The “Final Rule” mandated by Dept of Housing and Urban Development changing the standard closing statement (also called a “HUD”) has been in effect for almost four months now. It was not an issue in the first month, since all loans that had originated prior to January 1, 2010 could be closed on the “old” HUD. However, we are now required to utilize the new HUD on nearly all loans.
What reactions have I seen to the new HUD? To begin with, not all lenders and attorneys really know how to prepare the new HUD. Mistakes are not unusual. I recently had a lender and investor disagree about the figures on the HUD. For two days we watched and read emails being sent back and forth between the lender and the investor before they finally found agreement with the figures on the HUD. Borrowers also are perplexed by the new paperwork. I see faces that appear confused and dazed as I explain the figures on the HUD.
As a closing attorney, I have always tried to explain the HUD in some detail. I firmly believe that every borrower needs to understand the numbers and the terms of the loan. But I find myself now having to judge exactly how much information is too much information. I don’t want to scare a new buyer/borrower with tons of information, but I also want them to be free to ask questions about things they don’t understand.
It is easy to read the numbers in the borrower’s column. With the new HUD, the numbers represent the total of fees in the body of the HUD. These numbers are such that they can be seen, totaled and explained very easily. However, the information given in the left hand section (outside the borrower’s column) of the second page of the new HUD is confusing. I don’t believe many borrowers can understand them. As experienced as we real estate professionals are, this new HUD has taken countless hours and ‘trial and error’ efforts for many of us to understand it. It may be difficult for a buyer/borrower to grasp in one closing.
The bottom line: unfortunately, I think that the new HUD may have the opposite effect from that intended by the federal regulators.
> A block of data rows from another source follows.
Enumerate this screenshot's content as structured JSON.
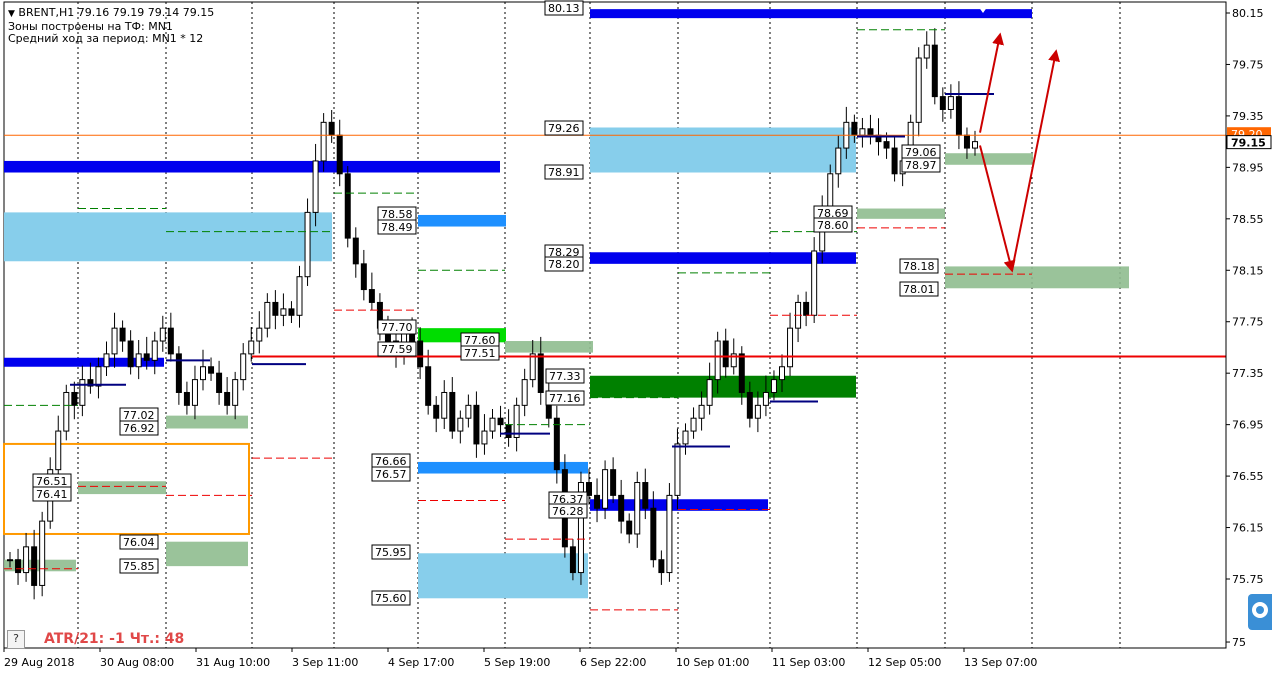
{
  "header": {
    "symbol_line": "BRENT,H1  79.16 79.19 79.14 79.15",
    "zones_line": "Зоны построены на ТФ: MN1",
    "avg_line": "Средний ход за период: MN1 * 12"
  },
  "footer": {
    "help_label": "?",
    "atr_text": "ATR/21: -1  Чт.: 48"
  },
  "colors": {
    "bull_candle": "#000000",
    "bear_candle": "#000000",
    "blue_zone": "#0000ee",
    "light_blue_zone": "#87ceeb",
    "mid_blue_zone": "#1e90ff",
    "green_zone": "#008000",
    "light_green_zone": "#00dd00",
    "gray_green_zone": "#8fbc8f",
    "orange_box": "#ff9900",
    "red_level": "#ee0000",
    "current_price_line": "#ff6600",
    "forecast_arrow": "#cc0000"
  },
  "chart_data": {
    "type": "candlestick",
    "instrument": "BRENT",
    "timeframe": "H1",
    "ohlc_current": {
      "open": 79.16,
      "high": 79.19,
      "low": 79.14,
      "close": 79.15
    },
    "ylim": [
      75.5,
      80.2
    ],
    "y_ticks": [
      "80.15",
      "79.75",
      "79.35",
      "78.95",
      "78.55",
      "78.15",
      "77.75",
      "77.35",
      "76.95",
      "76.55",
      "76.15",
      "75.75",
      "75"
    ],
    "x_ticks": [
      "29 Aug 2018",
      "30 Aug 08:00",
      "31 Aug 10:00",
      "3 Sep 11:00",
      "4 Sep 17:00",
      "5 Sep 19:00",
      "6 Sep 22:00",
      "10 Sep 01:00",
      "11 Sep 03:00",
      "12 Sep 05:00",
      "13 Sep 07:00"
    ],
    "current_price": 79.15,
    "current_price_label": "79.15",
    "hidden_price_label": "79.20",
    "price_path": [
      75.9,
      75.8,
      76.0,
      75.7,
      76.2,
      76.6,
      76.9,
      77.2,
      77.1,
      77.3,
      77.25,
      77.4,
      77.5,
      77.7,
      77.6,
      77.4,
      77.5,
      77.45,
      77.6,
      77.7,
      77.5,
      77.2,
      77.1,
      77.3,
      77.4,
      77.35,
      77.2,
      77.1,
      77.3,
      77.5,
      77.6,
      77.7,
      77.9,
      77.8,
      77.85,
      77.8,
      78.1,
      78.6,
      79.0,
      79.3,
      79.2,
      78.9,
      78.4,
      78.2,
      78.0,
      77.9,
      77.7,
      77.6,
      77.5,
      77.7,
      77.6,
      77.4,
      77.1,
      77.0,
      77.2,
      76.9,
      77.0,
      77.1,
      76.8,
      76.9,
      77.0,
      76.95,
      76.85,
      77.1,
      77.3,
      77.5,
      77.2,
      77.0,
      76.6,
      76.0,
      75.8,
      76.5,
      76.4,
      76.3,
      76.6,
      76.4,
      76.2,
      76.1,
      76.5,
      76.3,
      75.9,
      75.8,
      76.4,
      76.8,
      76.9,
      77.0,
      77.1,
      77.3,
      77.6,
      77.4,
      77.5,
      77.2,
      77.0,
      77.1,
      77.2,
      77.3,
      77.4,
      77.7,
      77.9,
      77.8,
      78.3,
      78.6,
      78.9,
      79.1,
      79.3,
      79.2,
      79.25,
      79.2,
      79.15,
      79.1,
      78.9,
      79.0,
      79.3,
      79.8,
      79.9,
      79.5,
      79.4,
      79.5,
      79.2,
      79.1,
      79.15
    ],
    "forecast": {
      "down_target": 78.15,
      "up_target": 80.15
    },
    "levels": [
      {
        "label": "80.13",
        "price": 80.13,
        "kind": "blue"
      },
      {
        "label": "79.26",
        "price": 79.26,
        "kind": "lightblue-top"
      },
      {
        "label": "78.91",
        "price": 78.91,
        "kind": "lightblue-bottom"
      },
      {
        "label": "79.06",
        "price": 79.06,
        "kind": "graygreen-top"
      },
      {
        "label": "78.97",
        "price": 78.97,
        "kind": "graygreen-bottom"
      },
      {
        "label": "78.29",
        "price": 78.29,
        "kind": "blue"
      },
      {
        "label": "78.20",
        "price": 78.2,
        "kind": "blue"
      },
      {
        "label": "78.18",
        "price": 78.18,
        "kind": "graygreen"
      },
      {
        "label": "78.01",
        "price": 78.01,
        "kind": "graygreen"
      },
      {
        "label": "78.69",
        "price": 78.69,
        "kind": "graygreen"
      },
      {
        "label": "78.60",
        "price": 78.6,
        "kind": "graygreen"
      },
      {
        "label": "78.58",
        "price": 78.58,
        "kind": "midblue"
      },
      {
        "label": "78.49",
        "price": 78.49,
        "kind": "midblue"
      },
      {
        "label": "77.70",
        "price": 77.7,
        "kind": "green"
      },
      {
        "label": "77.59",
        "price": 77.59,
        "kind": "green"
      },
      {
        "label": "77.60",
        "price": 77.6,
        "kind": "graygreen"
      },
      {
        "label": "77.51",
        "price": 77.51,
        "kind": "graygreen"
      },
      {
        "label": "77.33",
        "price": 77.33,
        "kind": "darkgreen"
      },
      {
        "label": "77.16",
        "price": 77.16,
        "kind": "darkgreen"
      },
      {
        "label": "77.02",
        "price": 77.02,
        "kind": "graygreen"
      },
      {
        "label": "76.92",
        "price": 76.92,
        "kind": "graygreen"
      },
      {
        "label": "76.66",
        "price": 76.66,
        "kind": "midblue"
      },
      {
        "label": "76.57",
        "price": 76.57,
        "kind": "midblue"
      },
      {
        "label": "76.51",
        "price": 76.51,
        "kind": "graygreen"
      },
      {
        "label": "76.41",
        "price": 76.41,
        "kind": "graygreen"
      },
      {
        "label": "76.37",
        "price": 76.37,
        "kind": "blue"
      },
      {
        "label": "76.28",
        "price": 76.28,
        "kind": "blue"
      },
      {
        "label": "76.04",
        "price": 76.04,
        "kind": "graygreen"
      },
      {
        "label": "75.85",
        "price": 75.85,
        "kind": "graygreen"
      },
      {
        "label": "75.95",
        "price": 75.95,
        "kind": "lightblue"
      },
      {
        "label": "75.60",
        "price": 75.6,
        "kind": "lightblue"
      }
    ]
  }
}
Instead of a clearer understanding of the breakdown of fees, we are having more misunderstandings; instead of clarification, we are having more confusion. We will be waiting to see how this all ends up. Clear?